What has changed is my perspective, my lens. When I was living in China, I was walking through life with a massive 500mm telephoto lens that was able to see everything in detail, albeit with a focus that just saw China. Today, I’ve lost that massive telephoto lens, but what I swapped it for is a 10mm-300mm lens that allows me a reasonable degree of detail, but a much wider perspective that permits me to see China in the context of the wider world, and vice-versa. I have swapped a level of detail for context, and that’s worked out pretty well.

 

 

Responsum ad Comment: China and Nostalgia

A reader asks, in relation to my time in China:

“do you yearn for what was?”

Which I take to mean: do I yearn for China as it was when I lived there?

Responsum:

I am grateful for having lived through a remarkable time in China, and for having the opportunity to live there during a slower time when the people and the atmosphere were suffused with the essence of China’s history, when optimism in the face of backwardness was the motive source of power, and when people from overseas were valued for what they might offer China’s journey into the future.

That was the China I fell in love with as a young man.

But do I yearn for what was?

Not at all: not when I land in Beijing, walk the streets of Wudaokou, or drive past the places we used to live. The years we spent there and what China was at the time still exist in our memories, and that’s where they belong.

As an historian of sorts, I have learned to distrust nostalgia. It obscures history, enwrapping it in a pink fog of selective memory. As Billy Joel once wrote, “the good old days weren’t always good, and tomorrow ain’t as bad as it seems.” I am too happy for China’s progress and what it has meant to the lives of my friends, my family, and my colleagues to wish we were all back in the 1980s or 1990s.

It is right that now, today, China is a faster place: that its people are suffused with the possibilities of China’s future; that belief in themselves and their own culture should be the motive source of China’s power; and that people from overseas are welcome but seen in the light of their individual character and behavior rather than their provenance.
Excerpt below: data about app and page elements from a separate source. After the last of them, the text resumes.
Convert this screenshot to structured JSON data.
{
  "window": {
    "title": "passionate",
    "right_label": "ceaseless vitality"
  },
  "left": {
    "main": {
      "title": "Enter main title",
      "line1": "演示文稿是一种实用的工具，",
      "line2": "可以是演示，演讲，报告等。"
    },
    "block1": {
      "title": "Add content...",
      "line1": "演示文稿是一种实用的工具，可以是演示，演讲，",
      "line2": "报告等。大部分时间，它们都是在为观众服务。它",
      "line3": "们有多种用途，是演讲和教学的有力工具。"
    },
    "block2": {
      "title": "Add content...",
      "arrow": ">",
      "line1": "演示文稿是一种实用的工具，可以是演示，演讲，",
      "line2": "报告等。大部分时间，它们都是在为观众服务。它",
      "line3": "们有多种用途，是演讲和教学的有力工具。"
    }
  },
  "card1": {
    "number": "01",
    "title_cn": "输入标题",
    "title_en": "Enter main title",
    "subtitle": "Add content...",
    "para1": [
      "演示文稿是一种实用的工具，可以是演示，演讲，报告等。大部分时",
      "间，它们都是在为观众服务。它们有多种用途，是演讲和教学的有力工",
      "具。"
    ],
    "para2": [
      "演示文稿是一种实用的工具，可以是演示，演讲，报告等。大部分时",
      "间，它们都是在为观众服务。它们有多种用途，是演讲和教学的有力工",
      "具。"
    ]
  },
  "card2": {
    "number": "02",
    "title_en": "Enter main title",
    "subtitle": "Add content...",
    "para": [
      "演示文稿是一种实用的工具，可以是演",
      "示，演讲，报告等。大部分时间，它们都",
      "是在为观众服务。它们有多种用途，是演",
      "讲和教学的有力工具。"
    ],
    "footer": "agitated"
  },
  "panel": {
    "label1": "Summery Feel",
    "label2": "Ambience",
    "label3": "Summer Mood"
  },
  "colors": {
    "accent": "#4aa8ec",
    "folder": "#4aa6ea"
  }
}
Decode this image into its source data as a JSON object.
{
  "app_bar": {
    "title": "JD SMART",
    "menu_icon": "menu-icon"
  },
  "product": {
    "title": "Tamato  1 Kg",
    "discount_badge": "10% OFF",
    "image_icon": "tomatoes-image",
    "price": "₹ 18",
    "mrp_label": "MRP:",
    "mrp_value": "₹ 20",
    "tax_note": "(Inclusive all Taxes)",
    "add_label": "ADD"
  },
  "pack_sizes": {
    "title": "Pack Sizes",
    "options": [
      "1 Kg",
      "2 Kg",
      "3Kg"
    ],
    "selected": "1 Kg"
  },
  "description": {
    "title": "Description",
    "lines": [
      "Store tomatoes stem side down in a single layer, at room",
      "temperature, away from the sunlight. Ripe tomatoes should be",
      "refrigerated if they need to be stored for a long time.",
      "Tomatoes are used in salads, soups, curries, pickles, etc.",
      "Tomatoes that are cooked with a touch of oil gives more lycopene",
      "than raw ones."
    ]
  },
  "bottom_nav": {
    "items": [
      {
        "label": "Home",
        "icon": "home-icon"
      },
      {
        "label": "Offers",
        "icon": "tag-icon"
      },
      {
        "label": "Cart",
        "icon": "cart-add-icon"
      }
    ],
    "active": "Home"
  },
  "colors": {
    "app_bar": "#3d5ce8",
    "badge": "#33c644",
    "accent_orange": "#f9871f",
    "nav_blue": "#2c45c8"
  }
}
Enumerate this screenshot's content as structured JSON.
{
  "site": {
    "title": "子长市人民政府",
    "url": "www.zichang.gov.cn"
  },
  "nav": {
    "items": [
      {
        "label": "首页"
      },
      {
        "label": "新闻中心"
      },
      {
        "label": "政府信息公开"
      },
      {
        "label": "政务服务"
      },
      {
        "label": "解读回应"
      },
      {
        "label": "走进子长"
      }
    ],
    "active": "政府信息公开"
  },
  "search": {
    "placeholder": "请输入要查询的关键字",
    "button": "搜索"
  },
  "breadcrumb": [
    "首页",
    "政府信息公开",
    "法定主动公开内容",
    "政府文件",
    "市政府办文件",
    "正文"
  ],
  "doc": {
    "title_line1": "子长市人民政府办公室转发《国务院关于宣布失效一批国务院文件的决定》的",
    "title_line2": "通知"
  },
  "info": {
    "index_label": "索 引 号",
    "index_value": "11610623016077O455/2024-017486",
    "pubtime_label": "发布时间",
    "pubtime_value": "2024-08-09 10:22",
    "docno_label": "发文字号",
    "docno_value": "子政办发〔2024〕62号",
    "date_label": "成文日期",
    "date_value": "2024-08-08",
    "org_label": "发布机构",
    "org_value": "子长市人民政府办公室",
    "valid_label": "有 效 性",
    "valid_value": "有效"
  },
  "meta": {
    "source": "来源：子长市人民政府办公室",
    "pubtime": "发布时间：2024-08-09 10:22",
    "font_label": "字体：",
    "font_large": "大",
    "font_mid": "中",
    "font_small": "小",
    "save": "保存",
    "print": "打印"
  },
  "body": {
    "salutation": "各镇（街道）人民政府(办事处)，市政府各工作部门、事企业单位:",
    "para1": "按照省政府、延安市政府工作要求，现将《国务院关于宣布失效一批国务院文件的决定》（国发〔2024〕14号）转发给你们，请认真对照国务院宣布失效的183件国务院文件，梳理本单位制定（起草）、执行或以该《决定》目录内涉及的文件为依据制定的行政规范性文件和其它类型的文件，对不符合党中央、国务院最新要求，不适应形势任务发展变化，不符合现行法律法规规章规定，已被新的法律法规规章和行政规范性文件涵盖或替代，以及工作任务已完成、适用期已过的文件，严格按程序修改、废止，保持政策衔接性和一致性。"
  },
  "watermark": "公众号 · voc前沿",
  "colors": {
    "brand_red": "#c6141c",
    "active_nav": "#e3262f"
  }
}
China is a nation that has stood up, and until or unless she by hostile action makes herself my enemy, I could never wish her to be less.